[Opening Records for the exercise section]
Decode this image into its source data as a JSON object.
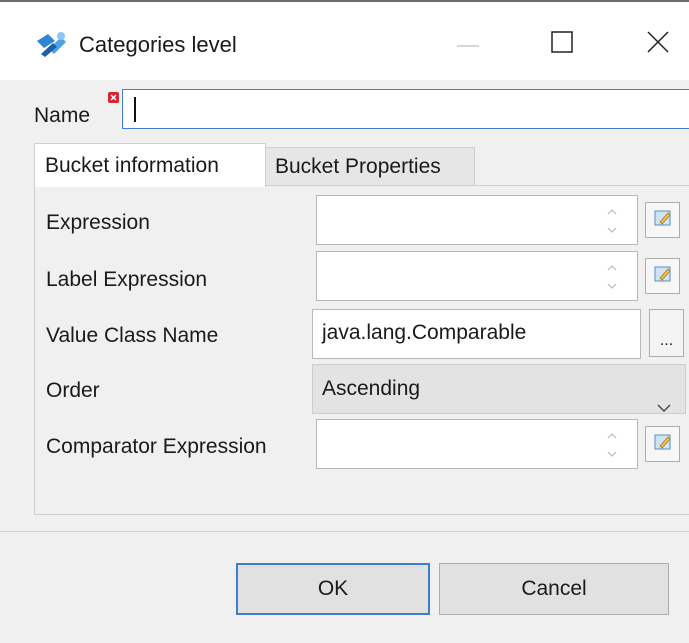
{
  "window": {
    "title": "Categories level",
    "app_icon": "tool-icon",
    "controls": [
      "minimize-icon",
      "maximize-icon",
      "close-icon"
    ]
  },
  "name_field": {
    "label": "Name",
    "value": "",
    "required_marker": "error-badge-icon"
  },
  "tabs": [
    {
      "label": "Bucket information",
      "active": true
    },
    {
      "label": "Bucket Properties",
      "active": false
    }
  ],
  "form": {
    "expression": {
      "label": "Expression",
      "value": ""
    },
    "label_expression": {
      "label": "Label Expression",
      "value": ""
    },
    "value_class_name": {
      "label": "Value Class Name",
      "value": "java.lang.Comparable",
      "browse_label": "..."
    },
    "order": {
      "label": "Order",
      "selected": "Ascending"
    },
    "comparator_expression": {
      "label": "Comparator Expression",
      "value": ""
    }
  },
  "buttons": {
    "ok": "OK",
    "cancel": "Cancel"
  },
  "colors": {
    "focus_border": "#3c7fd1",
    "window_bg": "#f0f0f0"
  }
}
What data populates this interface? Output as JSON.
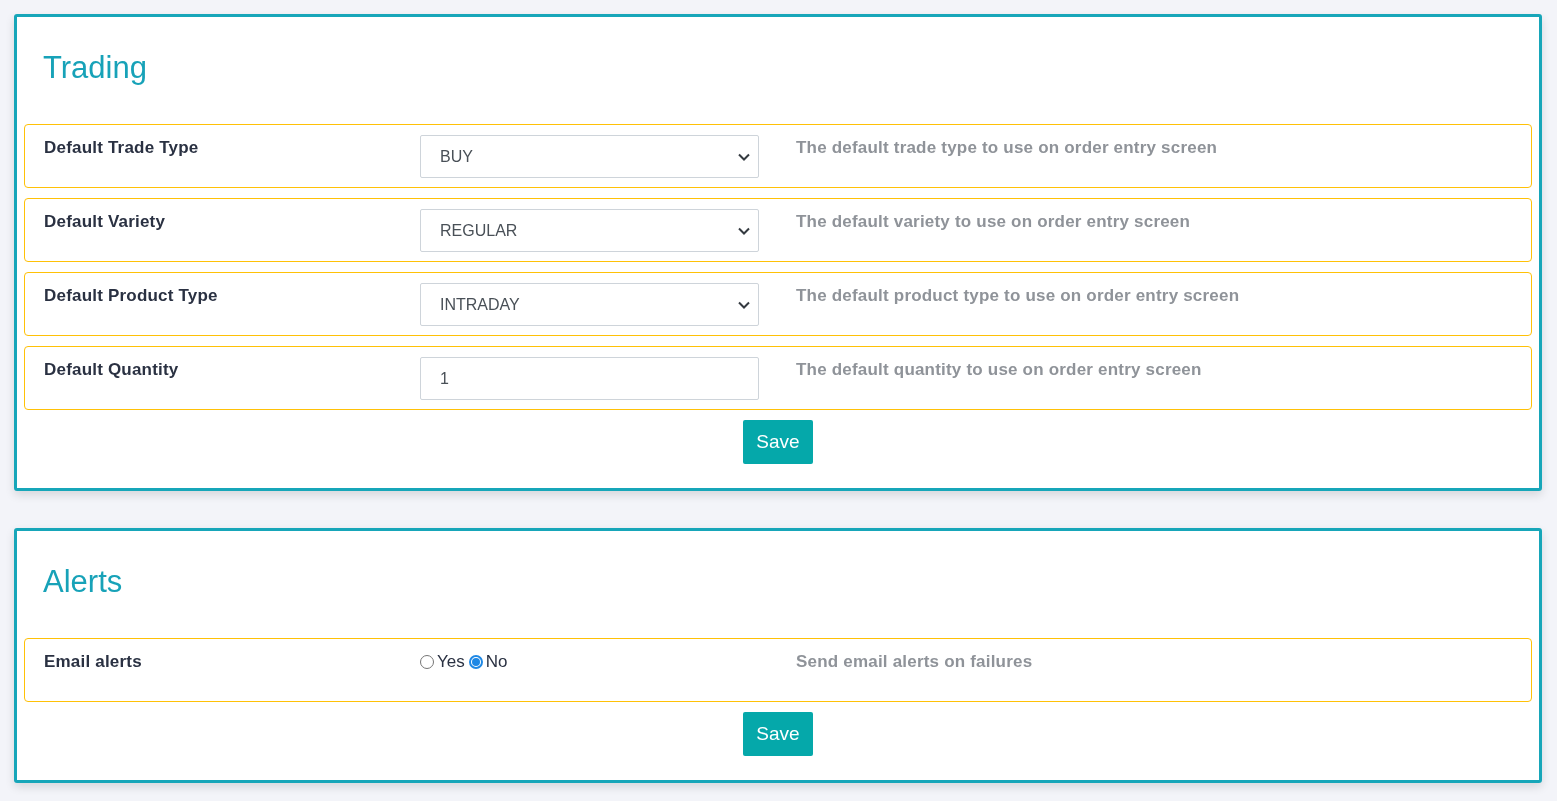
{
  "sections": [
    {
      "title": "Trading",
      "settings": [
        {
          "kind": "select",
          "label": "Default Trade Type",
          "value": "BUY",
          "description": "The default trade type to use on order entry screen"
        },
        {
          "kind": "select",
          "label": "Default Variety",
          "value": "REGULAR",
          "description": "The default variety to use on order entry screen"
        },
        {
          "kind": "select",
          "label": "Default Product Type",
          "value": "INTRADAY",
          "description": "The default product type to use on order entry screen"
        },
        {
          "kind": "input",
          "label": "Default Quantity",
          "value": "1",
          "description": "The default quantity to use on order entry screen"
        }
      ],
      "save_button": "Save"
    },
    {
      "title": "Alerts",
      "settings": [
        {
          "kind": "radio",
          "label": "Email alerts",
          "options": [
            {
              "label": "Yes",
              "selected": false
            },
            {
              "label": "No",
              "selected": true
            }
          ],
          "description": "Send email alerts on failures"
        }
      ],
      "save_button": "Save"
    }
  ]
}
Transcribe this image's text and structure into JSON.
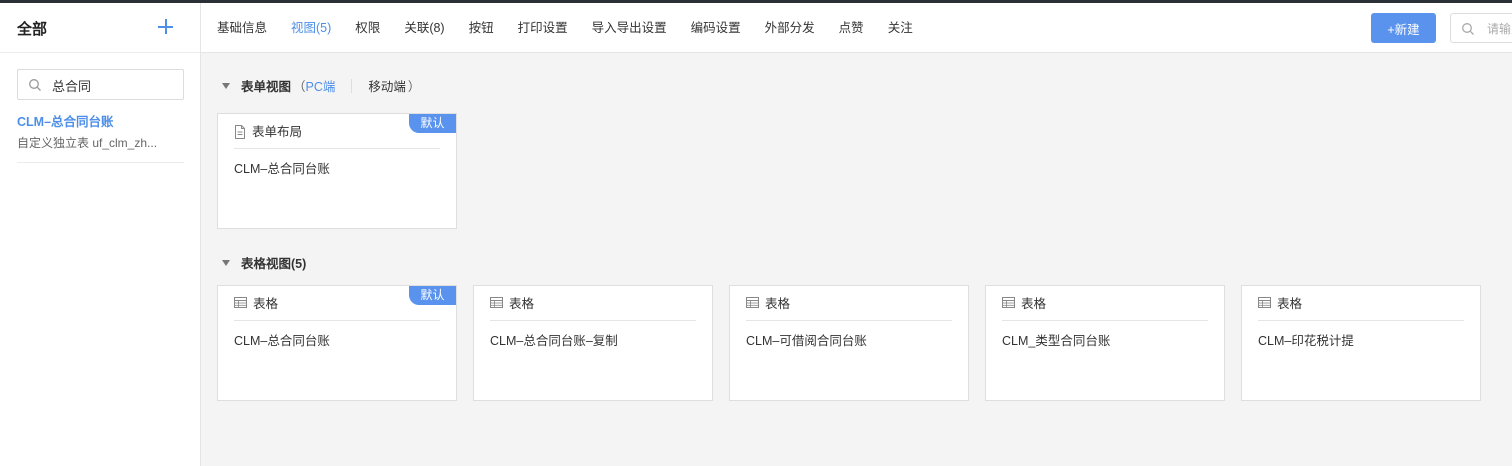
{
  "sidebar": {
    "title": "全部",
    "search_value": "总合同",
    "items": [
      {
        "name": "CLM–总合同台账",
        "subtitle": "自定义独立表 uf_clm_zh..."
      }
    ]
  },
  "topbar": {
    "tabs": [
      "基础信息",
      "视图(5)",
      "权限",
      "关联(8)",
      "按钮",
      "打印设置",
      "导入导出设置",
      "编码设置",
      "外部分发",
      "点赞",
      "关注"
    ],
    "active_tab": "视图(5)",
    "new_button": "+新建",
    "search_placeholder": "请输入"
  },
  "form_view": {
    "title": "表单视图",
    "paren_open": "（",
    "pc": "PC端",
    "mobile": "移动端",
    "paren_close": "）",
    "cards": [
      {
        "type_label": "表单布局",
        "icon": "document-icon",
        "name": "CLM–总合同台账",
        "badge": "默认"
      }
    ]
  },
  "table_view": {
    "title": "表格视图(5)",
    "cards": [
      {
        "type_label": "表格",
        "icon": "table-icon",
        "name": "CLM–总合同台账",
        "badge": "默认"
      },
      {
        "type_label": "表格",
        "icon": "table-icon",
        "name": "CLM–总合同台账–复制",
        "badge": ""
      },
      {
        "type_label": "表格",
        "icon": "table-icon",
        "name": "CLM–可借阅合同台账",
        "badge": ""
      },
      {
        "type_label": "表格",
        "icon": "table-icon",
        "name": "CLM_类型合同台账",
        "badge": ""
      },
      {
        "type_label": "表格",
        "icon": "table-icon",
        "name": "CLM–印花税计提",
        "badge": ""
      }
    ]
  },
  "colors": {
    "accent": "#4d8fe8",
    "button": "#5a93ee",
    "background": "#f4f4f4"
  }
}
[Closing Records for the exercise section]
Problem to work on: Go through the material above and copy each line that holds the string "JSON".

Expected output:
Decode this image into its source data as a JSON object.
What data populates this interface? Output as JSON.
Transcribe this image's text and structure into JSON.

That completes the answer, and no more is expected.